Yet another job for Jared in Washington, D.C.

Daily Trump Tracker: The president sends his son-in-law to a meeting, and the Speaker tries to separate Trump and the Democrats

FILE PHOTO --  Ivanka Trump and her husband Jared Kushner watch as German Chancellor Angela Merkel and U.S. President Donald Trump hold a joint news conference in the East Room of the White House in Washington, U.S., March 17, 2017. (Jim Bourg/Reuters)

Ivanka Trump and her husband Jared Kushner watch as German Chancellor Angela Merkel and U.S. President Donald Trump hold a joint news conference on March 17, 2017. (Jim Bourg/Reuters)

For the man who has everything
Donald Trump has already tasked son-in-law Jared Kushner with such simple tasks as remaking the government in the image of business and facilitating peace in the Middle East. He’s totally free to take one more intractable, complicated and immensely-consequential-for-people-who-aren’t-rich-and-white issue.

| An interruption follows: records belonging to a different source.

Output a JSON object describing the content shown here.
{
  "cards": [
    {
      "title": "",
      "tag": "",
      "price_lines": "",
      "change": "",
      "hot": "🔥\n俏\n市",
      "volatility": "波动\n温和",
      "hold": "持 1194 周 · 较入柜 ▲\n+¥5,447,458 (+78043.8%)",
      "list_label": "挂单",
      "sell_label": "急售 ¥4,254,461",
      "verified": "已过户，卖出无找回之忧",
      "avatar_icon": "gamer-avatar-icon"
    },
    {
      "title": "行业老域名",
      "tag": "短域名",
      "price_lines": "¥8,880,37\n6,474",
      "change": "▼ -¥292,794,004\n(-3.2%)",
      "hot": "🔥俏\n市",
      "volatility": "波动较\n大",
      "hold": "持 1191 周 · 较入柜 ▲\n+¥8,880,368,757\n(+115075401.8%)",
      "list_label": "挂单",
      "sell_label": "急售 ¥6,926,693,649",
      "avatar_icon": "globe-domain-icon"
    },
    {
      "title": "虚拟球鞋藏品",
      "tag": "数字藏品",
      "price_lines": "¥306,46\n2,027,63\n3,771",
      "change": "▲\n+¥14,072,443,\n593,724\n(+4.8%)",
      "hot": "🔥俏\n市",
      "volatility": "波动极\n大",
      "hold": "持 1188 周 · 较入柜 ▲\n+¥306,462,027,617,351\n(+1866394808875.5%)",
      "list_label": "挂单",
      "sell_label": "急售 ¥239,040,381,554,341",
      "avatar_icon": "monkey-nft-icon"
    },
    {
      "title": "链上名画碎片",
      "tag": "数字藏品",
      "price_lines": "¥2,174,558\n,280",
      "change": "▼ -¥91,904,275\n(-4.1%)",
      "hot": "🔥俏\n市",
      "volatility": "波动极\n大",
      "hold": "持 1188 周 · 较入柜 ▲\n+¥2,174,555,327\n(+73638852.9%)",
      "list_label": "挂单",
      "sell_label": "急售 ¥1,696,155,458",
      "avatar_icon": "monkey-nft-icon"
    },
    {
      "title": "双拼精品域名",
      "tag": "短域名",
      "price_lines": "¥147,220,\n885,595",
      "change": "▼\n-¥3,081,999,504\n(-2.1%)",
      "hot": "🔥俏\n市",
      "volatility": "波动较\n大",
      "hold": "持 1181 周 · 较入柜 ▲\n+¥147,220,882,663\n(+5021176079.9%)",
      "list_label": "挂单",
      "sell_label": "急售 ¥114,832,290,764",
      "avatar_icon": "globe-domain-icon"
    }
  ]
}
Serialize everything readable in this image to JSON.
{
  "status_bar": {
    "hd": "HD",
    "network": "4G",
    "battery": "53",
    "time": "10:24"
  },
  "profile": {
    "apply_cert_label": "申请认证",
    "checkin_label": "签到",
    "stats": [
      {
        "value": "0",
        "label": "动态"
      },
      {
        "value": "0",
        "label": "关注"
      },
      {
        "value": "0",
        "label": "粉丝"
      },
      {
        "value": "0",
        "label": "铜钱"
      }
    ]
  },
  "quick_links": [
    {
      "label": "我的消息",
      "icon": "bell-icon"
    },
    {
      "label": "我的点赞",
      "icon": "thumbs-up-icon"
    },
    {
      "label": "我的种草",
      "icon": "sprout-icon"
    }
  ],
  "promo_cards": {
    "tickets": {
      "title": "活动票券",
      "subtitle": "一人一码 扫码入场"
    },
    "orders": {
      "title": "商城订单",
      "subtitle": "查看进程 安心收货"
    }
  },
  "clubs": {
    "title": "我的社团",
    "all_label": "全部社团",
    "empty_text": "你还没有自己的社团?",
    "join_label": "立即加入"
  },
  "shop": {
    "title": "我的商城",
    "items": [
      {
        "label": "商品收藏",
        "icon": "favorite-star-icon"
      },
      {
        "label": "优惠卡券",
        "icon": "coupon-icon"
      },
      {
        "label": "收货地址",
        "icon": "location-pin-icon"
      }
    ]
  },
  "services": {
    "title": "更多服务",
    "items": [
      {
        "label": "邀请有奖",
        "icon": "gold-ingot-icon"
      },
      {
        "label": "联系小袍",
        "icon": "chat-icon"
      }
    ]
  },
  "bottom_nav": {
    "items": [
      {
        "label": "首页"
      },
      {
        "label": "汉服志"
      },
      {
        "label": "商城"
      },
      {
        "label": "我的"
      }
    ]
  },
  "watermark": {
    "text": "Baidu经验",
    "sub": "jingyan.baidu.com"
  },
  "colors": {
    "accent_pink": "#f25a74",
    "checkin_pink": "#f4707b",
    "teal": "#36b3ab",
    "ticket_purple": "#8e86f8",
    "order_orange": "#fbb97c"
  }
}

So when the president needed to send someone to a meeting on criminal justice reform with two key members of the Senate judiciary committee, he naturally dispatched Kushner.

You can’t be friends with them—you’re my friend
The Republican healthcare plan may have fallen to intra-party squabbling, but Paul Ryan says that doesn’t mean the president can just cross the aisle and start talking to the other side. The Speaker doesn’t want Trump fraternizing with Democrats on Obamacare reform, he confessed to CBS This Morning. At least one Republican senator found Ryan’s kindergarten logic worthy of a subtweet.

You take my state, I’ll take yours
The Scots weren’t too happy when the Donald caught Brexit fever on a trip to (where else?) his South Ayrshire golf course last summer. His subsequent palling around with EU-phobe Nigel Farage and exhortations to other countries to follow Britain’s lead haven’t endeared him to Jean-Claude Juncker. The European Commission president joked he might return the union-rending favour by encouraging “Ohio and Austin, Texas” to secede.

Deus ex Georgina
The hottest new accessory for a nativist political campaign? The supposed opposition of globalist Big Bad George Soros. It’s become an article of faith on the right that protestors are being paid to show up to anti-Trump demonstrations—the Toronto Sun recently fell face-first for an online hoax to that effect—and the billionaire investor and philanthropist is often tabbed as the likely paymaster. Virginia Republican gubernatorial hopeful Corey Stewart today got in on the action, tweeting that he’d been told Soros was “targeting this race.” Stewart, who chaired Trump’s campaign in the state, is running a pretty distant second in the primary.

Airstrikes accelerate in Yemen and Somalia
Since Trump took office, drone flybys over al-Rawdah in central Yemen have ramped up from weekly to daily, according to a family whose men have been picked off one and two at a time since 2011. The president has also reportedly loosened the reins on commanders running airstrikes in Somalia.